Here’s how to help kids process Hurricane Harvey news
Kids can’t help but see the tragic images from Harvey on TV, their phones and social media. Here’s how to help them process what they see.
“Explain what’s happening, but at the same time always come back to the security for the child,” said Dr. David Knapp, a mentor with the Arizona-based Grief Relief Ministries.
Knapp said it is important for parents to reassure kids that they are safe and remind them that the police, fire, rescue workers are working to keep everyone safe.
Of course, keep it age appropriate, he added.
“A 12-year-old you might explain more to than a 4-year-old who happens to see the flooding and somebody’s dog swimming in the water,” Knapp said.
At the same time let them understand that there is pain there, he said. “It’s normal and it’s okay for people to hurt, but there are answers and they will get through that,” he said.
Once parents assured their child that they are safe, maybe suggest ways to help victims with a fundraiser of some sport.
“That’s one of the issues of dealing with grief and loss,” Knapp said. “Actually, sometimes helping other people helps you cope with your own grief.”

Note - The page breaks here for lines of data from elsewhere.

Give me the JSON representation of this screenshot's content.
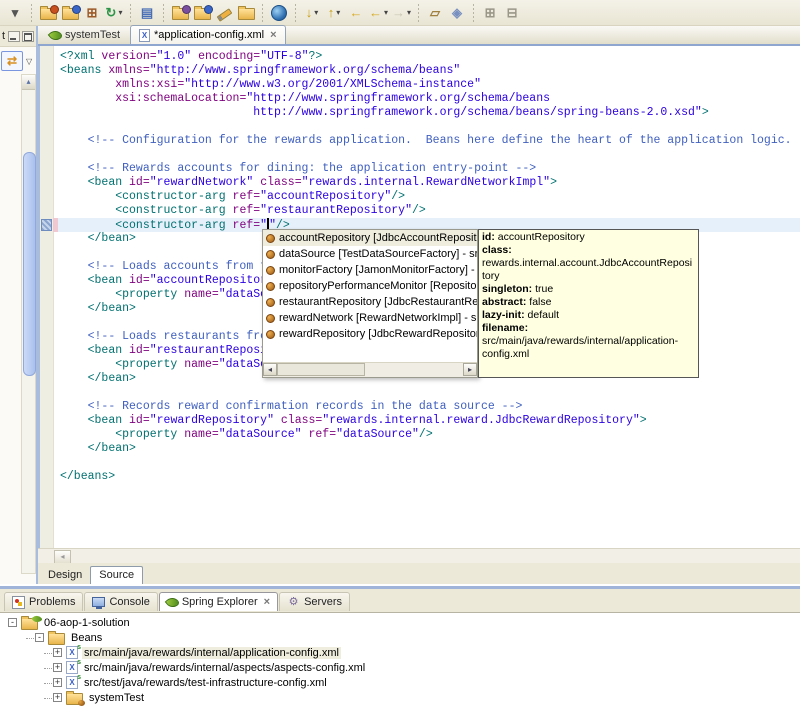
{
  "colors": {
    "window_bg": "#ECE9D8",
    "accent_blue": "#9FB4D8",
    "current_line": "#E6F0FA",
    "selection_bg": "#EFEDDE",
    "tooltip_bg": "#FFFFE1",
    "syntax": {
      "tag": "#007070",
      "attr": "#7F007F",
      "value": "#2A00E2",
      "comment": "#3F5FBF",
      "text": "#000000"
    }
  },
  "toolbar": {
    "items": [
      {
        "k": "glyph",
        "name": "menu-dropdown-icon",
        "glyph": "▾",
        "color": "#555555"
      },
      {
        "k": "sep"
      },
      {
        "k": "folder",
        "name": "new-wizard-icon",
        "badge": "#C8501E"
      },
      {
        "k": "folder",
        "name": "new-java-project-icon",
        "badge": "#3A66C8"
      },
      {
        "k": "glyph",
        "name": "new-package-icon",
        "glyph": "⊞",
        "color": "#9C5A28"
      },
      {
        "k": "glyph",
        "name": "refresh-icon",
        "glyph": "↻",
        "color": "#2C9447",
        "dd": true
      },
      {
        "k": "sep"
      },
      {
        "k": "glyph",
        "name": "new-document-icon",
        "glyph": "▤",
        "color": "#4A6FB5"
      },
      {
        "k": "sep"
      },
      {
        "k": "folder",
        "name": "open-wizard-icon",
        "badge": "#7B4FA0"
      },
      {
        "k": "folder",
        "name": "open-resource-icon",
        "badge": "#3A66C8"
      },
      {
        "k": "pencil",
        "name": "brush-icon"
      },
      {
        "k": "folder",
        "name": "open-file-icon"
      },
      {
        "k": "sep"
      },
      {
        "k": "globe",
        "name": "web-browser-icon"
      },
      {
        "k": "sep"
      },
      {
        "k": "glyph",
        "name": "import-icon",
        "glyph": "↓",
        "color": "#C8A018",
        "dd": true
      },
      {
        "k": "glyph",
        "name": "export-icon",
        "glyph": "↑",
        "color": "#C8A018",
        "dd": true
      },
      {
        "k": "glyph",
        "name": "back-to-last-edit-icon",
        "glyph": "←",
        "color": "#D8A820"
      },
      {
        "k": "glyph",
        "name": "back-icon",
        "glyph": "←",
        "color": "#D8A820",
        "dd": true
      },
      {
        "k": "glyph",
        "name": "forward-icon",
        "glyph": "→",
        "color": "#C9C5B4",
        "dd": true
      },
      {
        "k": "sep"
      },
      {
        "k": "glyph",
        "name": "last-edit-location-icon",
        "glyph": "▱",
        "color": "#A08040"
      },
      {
        "k": "glyph",
        "name": "annotation-icon",
        "glyph": "◈",
        "color": "#7890C0"
      },
      {
        "k": "sep"
      },
      {
        "k": "glyph",
        "name": "expand-all-icon",
        "glyph": "⊞",
        "color": "#9A9688"
      },
      {
        "k": "glyph",
        "name": "collapse-all-icon",
        "glyph": "⊟",
        "color": "#9A9688"
      }
    ]
  },
  "left_panel": {
    "tab_stub": "t",
    "link_glyph": "⇄",
    "dropdown_glyph": "▽",
    "scroll_up_glyph": "▴"
  },
  "editor_tabs": [
    {
      "label": "systemTest",
      "icon": "spring-leaf-icon"
    },
    {
      "label": "*application-config.xml",
      "icon": "xml-file-icon",
      "active": true,
      "close": "×"
    }
  ],
  "editor": {
    "lines": [
      {
        "i": 0,
        "s": [
          [
            "t",
            "<?xml "
          ],
          [
            "a",
            "version="
          ],
          [
            "v",
            "\"1.0\""
          ],
          [
            "p",
            " "
          ],
          [
            "a",
            "encoding="
          ],
          [
            "v",
            "\"UTF-8\""
          ],
          [
            "t",
            "?>"
          ]
        ]
      },
      {
        "i": 0,
        "s": [
          [
            "t",
            "<beans "
          ],
          [
            "a",
            "xmlns="
          ],
          [
            "v",
            "\"http://www.springframework.org/schema/beans\""
          ]
        ]
      },
      {
        "i": 8,
        "s": [
          [
            "a",
            "xmlns:xsi="
          ],
          [
            "v",
            "\"http://www.w3.org/2001/XMLSchema-instance\""
          ]
        ]
      },
      {
        "i": 8,
        "s": [
          [
            "a",
            "xsi:schemaLocation="
          ],
          [
            "v",
            "\"http://www.springframework.org/schema/beans"
          ]
        ]
      },
      {
        "i": 28,
        "s": [
          [
            "v",
            "http://www.springframework.org/schema/beans/spring-beans-2.0.xsd\""
          ],
          [
            "t",
            ">"
          ]
        ]
      },
      {
        "i": 0,
        "s": []
      },
      {
        "i": 4,
        "s": [
          [
            "c",
            "<!-- Configuration for the rewards application.  Beans here define the heart of the application logic. -->"
          ]
        ]
      },
      {
        "i": 0,
        "s": []
      },
      {
        "i": 4,
        "s": [
          [
            "c",
            "<!-- Rewards accounts for dining: the application entry-point -->"
          ]
        ]
      },
      {
        "i": 4,
        "s": [
          [
            "t",
            "<bean "
          ],
          [
            "a",
            "id="
          ],
          [
            "v",
            "\"rewardNetwork\""
          ],
          [
            "p",
            " "
          ],
          [
            "a",
            "class="
          ],
          [
            "v",
            "\"rewards.internal.RewardNetworkImpl\""
          ],
          [
            "t",
            ">"
          ]
        ]
      },
      {
        "i": 8,
        "s": [
          [
            "t",
            "<constructor-arg "
          ],
          [
            "a",
            "ref="
          ],
          [
            "v",
            "\"accountRepository\""
          ],
          [
            "t",
            "/>"
          ]
        ]
      },
      {
        "i": 8,
        "s": [
          [
            "t",
            "<constructor-arg "
          ],
          [
            "a",
            "ref="
          ],
          [
            "v",
            "\"restaurantRepository\""
          ],
          [
            "t",
            "/>"
          ]
        ]
      },
      {
        "i": 8,
        "cur": true,
        "s": [
          [
            "t",
            "<constructor-arg "
          ],
          [
            "a",
            "ref="
          ],
          [
            "v",
            "\""
          ],
          [
            "caret",
            ""
          ],
          [
            "v",
            "\""
          ],
          [
            "t",
            "/>"
          ]
        ]
      },
      {
        "i": 4,
        "s": [
          [
            "t",
            "</bean>"
          ]
        ]
      },
      {
        "i": 0,
        "s": []
      },
      {
        "i": 4,
        "s": [
          [
            "c",
            "<!-- Loads accounts from t"
          ]
        ]
      },
      {
        "i": 4,
        "s": [
          [
            "t",
            "<bean "
          ],
          [
            "a",
            "id="
          ],
          [
            "v",
            "\"accountRepositor"
          ]
        ]
      },
      {
        "i": 8,
        "s": [
          [
            "t",
            "<property "
          ],
          [
            "a",
            "name="
          ],
          [
            "v",
            "\"dataSo"
          ]
        ]
      },
      {
        "i": 4,
        "s": [
          [
            "t",
            "</bean>"
          ]
        ]
      },
      {
        "i": 0,
        "s": []
      },
      {
        "i": 4,
        "s": [
          [
            "c",
            "<!-- Loads restaurants fro"
          ]
        ]
      },
      {
        "i": 4,
        "s": [
          [
            "t",
            "<bean "
          ],
          [
            "a",
            "id="
          ],
          [
            "v",
            "\"restaurantReposi"
          ]
        ]
      },
      {
        "i": 8,
        "s": [
          [
            "t",
            "<property "
          ],
          [
            "a",
            "name="
          ],
          [
            "v",
            "\"dataSo"
          ]
        ]
      },
      {
        "i": 4,
        "s": [
          [
            "t",
            "</bean>"
          ]
        ]
      },
      {
        "i": 0,
        "s": []
      },
      {
        "i": 4,
        "s": [
          [
            "c",
            "<!-- Records reward confirmation records in the data source -->"
          ]
        ]
      },
      {
        "i": 4,
        "s": [
          [
            "t",
            "<bean "
          ],
          [
            "a",
            "id="
          ],
          [
            "v",
            "\"rewardRepository\""
          ],
          [
            "p",
            " "
          ],
          [
            "a",
            "class="
          ],
          [
            "v",
            "\"rewards.internal.reward.JdbcRewardRepository\""
          ],
          [
            "t",
            ">"
          ]
        ]
      },
      {
        "i": 8,
        "s": [
          [
            "t",
            "<property "
          ],
          [
            "a",
            "name="
          ],
          [
            "v",
            "\"dataSource\""
          ],
          [
            "p",
            " "
          ],
          [
            "a",
            "ref="
          ],
          [
            "v",
            "\"dataSource\""
          ],
          [
            "t",
            "/>"
          ]
        ]
      },
      {
        "i": 4,
        "s": [
          [
            "t",
            "</bean>"
          ]
        ]
      },
      {
        "i": 0,
        "s": []
      },
      {
        "i": 0,
        "s": [
          [
            "t",
            "</beans>"
          ]
        ]
      }
    ]
  },
  "completion_popup": {
    "items": [
      {
        "label": "accountRepository [JdbcAccountRepository] - src",
        "selected": true
      },
      {
        "label": "dataSource [TestDataSourceFactory] - src/test/ja"
      },
      {
        "label": "monitorFactory [JamonMonitorFactory] - src/main"
      },
      {
        "label": "repositoryPerformanceMonitor [RepositoryPerfor"
      },
      {
        "label": "restaurantRepository [JdbcRestaurantRepository"
      },
      {
        "label": "rewardNetwork [RewardNetworkImpl] - src/main/j"
      },
      {
        "label": "rewardRepository [JdbcRewardRepository] - src/r"
      }
    ],
    "scroll_left_glyph": "◂",
    "scroll_right_glyph": "▸"
  },
  "tooltip": {
    "rows": [
      {
        "label": "id:",
        "value": "accountRepository"
      },
      {
        "label": "class:",
        "value": "rewards.internal.account.JdbcAccountRepository"
      },
      {
        "label": "singleton:",
        "value": "true"
      },
      {
        "label": "abstract:",
        "value": "false"
      },
      {
        "label": "lazy-init:",
        "value": "default"
      },
      {
        "label": "filename:",
        "value": "src/main/java/rewards/internal/application-config.xml"
      }
    ]
  },
  "hscroll": {
    "left_glyph": "◂"
  },
  "view_tabs": [
    {
      "label": "Design"
    },
    {
      "label": "Source",
      "active": true
    }
  ],
  "bottom_tabs": [
    {
      "label": "Problems",
      "icon": "problems-icon"
    },
    {
      "label": "Console",
      "icon": "console-icon"
    },
    {
      "label": "Spring Explorer",
      "icon": "spring-leaf-icon",
      "active": true,
      "close": "×"
    },
    {
      "label": "Servers",
      "icon": "servers-icon"
    }
  ],
  "tree": {
    "items": [
      {
        "level": 0,
        "expander": "-",
        "icon": "spring-project-folder-icon",
        "label": "06-aop-1-solution"
      },
      {
        "level": 1,
        "expander": "-",
        "icon": "beans-folder-icon",
        "label": "Beans"
      },
      {
        "level": 2,
        "expander": "+",
        "icon": "spring-config-file-icon",
        "label": "src/main/java/rewards/internal/application-config.xml",
        "selected": true
      },
      {
        "level": 2,
        "expander": "+",
        "icon": "spring-config-file-icon",
        "label": "src/main/java/rewards/internal/aspects/aspects-config.xml"
      },
      {
        "level": 2,
        "expander": "+",
        "icon": "spring-config-file-icon",
        "label": "src/test/java/rewards/test-infrastructure-config.xml"
      },
      {
        "level": 2,
        "expander": "+",
        "icon": "config-set-folder-icon",
        "label": "systemTest"
      }
    ]
  }
}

It’s a great thing to discuss tragic events with you kids because you could have an impact on their life for the future.
“They might just grow up and become one of those rescue workers,” he said. “And they’re able to do that with the confidence that you gave them as a child.”

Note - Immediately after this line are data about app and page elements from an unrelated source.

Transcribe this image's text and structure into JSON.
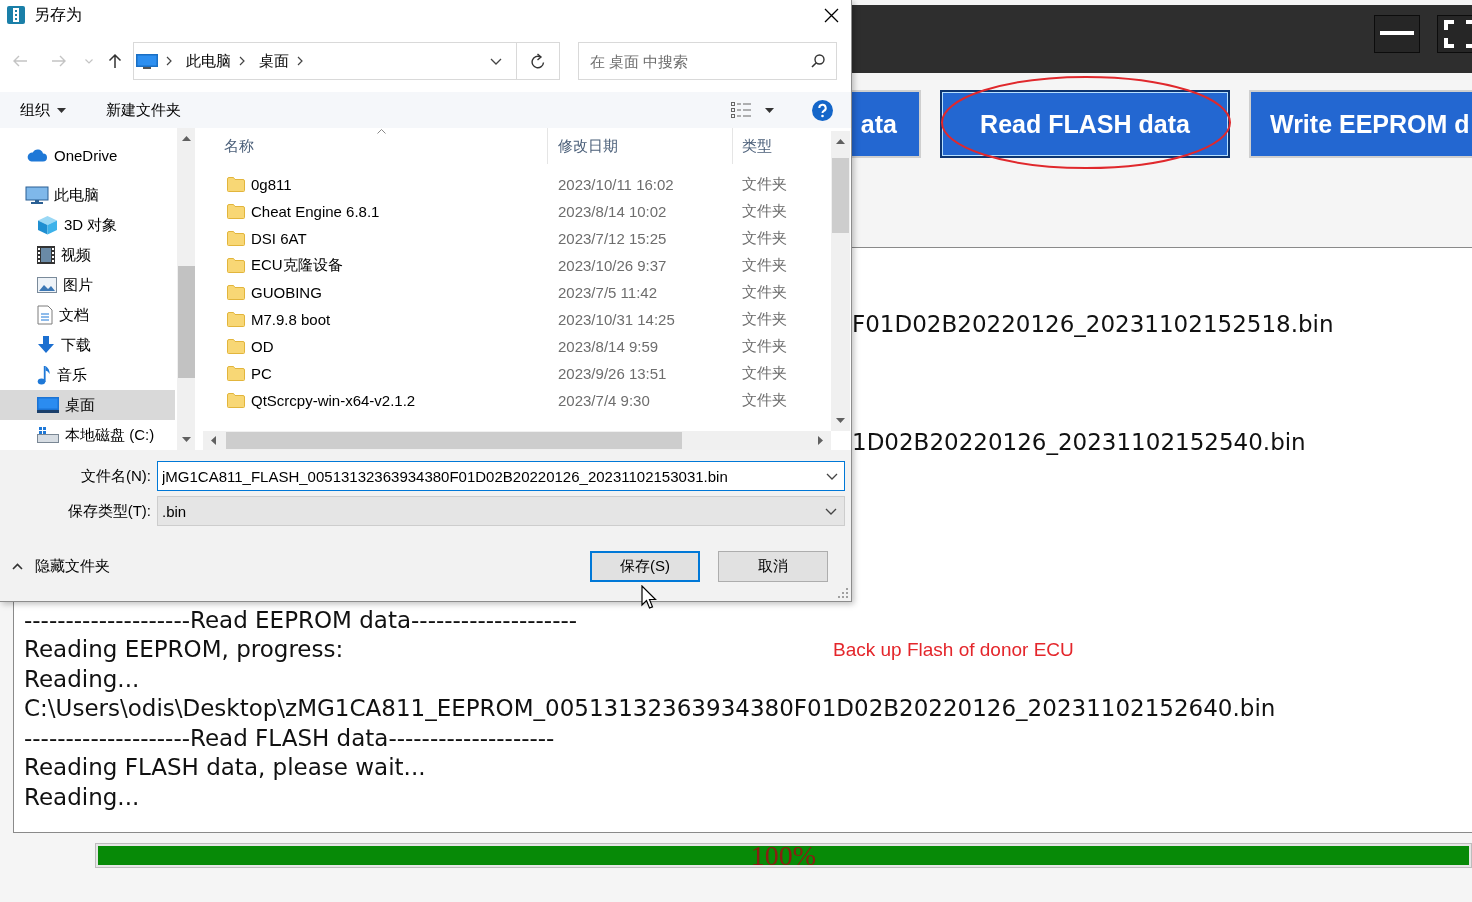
{
  "dialog": {
    "title": "另存为",
    "address": {
      "path": [
        "此电脑",
        "桌面"
      ]
    },
    "search": {
      "placeholder": "在 桌面 中搜索"
    },
    "toolbar": {
      "organize": "组织",
      "new_folder": "新建文件夹"
    },
    "nav": {
      "items": [
        {
          "label": "OneDrive",
          "selected": false
        },
        {
          "label": "此电脑",
          "selected": false,
          "children": [
            {
              "label": "3D 对象",
              "selected": false
            },
            {
              "label": "视频",
              "selected": false
            },
            {
              "label": "图片",
              "selected": false
            },
            {
              "label": "文档",
              "selected": false
            },
            {
              "label": "下载",
              "selected": false
            },
            {
              "label": "音乐",
              "selected": false
            },
            {
              "label": "桌面",
              "selected": true
            },
            {
              "label": "本地磁盘 (C:)",
              "selected": false
            }
          ]
        }
      ]
    },
    "columns": [
      {
        "label": "名称",
        "sorted": true
      },
      {
        "label": "修改日期",
        "sorted": false
      },
      {
        "label": "类型",
        "sorted": false
      }
    ],
    "rows": [
      {
        "name": "0g811",
        "modified": "2023/10/11 16:02",
        "type": "文件夹",
        "selected": false
      },
      {
        "name": "Cheat Engine 6.8.1",
        "modified": "2023/8/14 10:02",
        "type": "文件夹",
        "selected": false
      },
      {
        "name": "DSI 6AT",
        "modified": "2023/7/12 15:25",
        "type": "文件夹",
        "selected": false
      },
      {
        "name": "ECU克隆设备",
        "modified": "2023/10/26 9:37",
        "type": "文件夹",
        "selected": false
      },
      {
        "name": "GUOBING",
        "modified": "2023/7/5 11:42",
        "type": "文件夹",
        "selected": false
      },
      {
        "name": "M7.9.8 boot",
        "modified": "2023/10/31 14:25",
        "type": "文件夹",
        "selected": false
      },
      {
        "name": "OD",
        "modified": "2023/8/14 9:59",
        "type": "文件夹",
        "selected": false
      },
      {
        "name": "PC",
        "modified": "2023/9/26 13:51",
        "type": "文件夹",
        "selected": false
      },
      {
        "name": "QtScrcpy-win-x64-v2.1.2",
        "modified": "2023/7/4 9:30",
        "type": "文件夹",
        "selected": false
      }
    ],
    "filename": {
      "label": "文件名(N):",
      "value": "jMG1CA811_FLASH_00513132363934380F01D02B20220126_20231102153031.bin"
    },
    "filetype": {
      "label": "保存类型(T):",
      "value": ".bin"
    },
    "hide_folders": {
      "label": "隐藏文件夹"
    },
    "buttons": [
      {
        "label": "保存(S)",
        "default": true
      },
      {
        "label": "取消",
        "default": false
      }
    ]
  },
  "app": {
    "buttons": [
      {
        "label": "ata",
        "focused": false
      },
      {
        "label": "Read FLASH data",
        "focused": true
      },
      {
        "label": "Write EEPROM d",
        "focused": false
      }
    ],
    "log": {
      "cut_lines": [
        "F01D02B20220126_20231102152518.bin",
        "1D02B20220126_20231102152540.bin"
      ],
      "lines": [
        "--------------------Read EEPROM data--------------------",
        "Reading EEPROM, progress:",
        "Reading...",
        "C:\\Users\\odis\\Desktop\\zMG1CA811_EEPROM_00513132363934380F01D02B20220126_20231102152640.bin",
        "--------------------Read FLASH data--------------------",
        "Reading FLASH data, please wait...",
        "Reading..."
      ]
    },
    "annotation": {
      "text": "Back up Flash of donor ECU"
    },
    "progress": {
      "level": 1,
      "label": "100%"
    }
  }
}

- Have weekly goals instead of New Year’s resolutions, Valley expert says
- Valley pastor says fearful parents may be hurting their kids in the future
- New year, new diet: Here’s how parents can stay healthy in 2018
- The top photos of the year from the Associated Press
- Birds and the bees: How should parents talk to their kids about sex?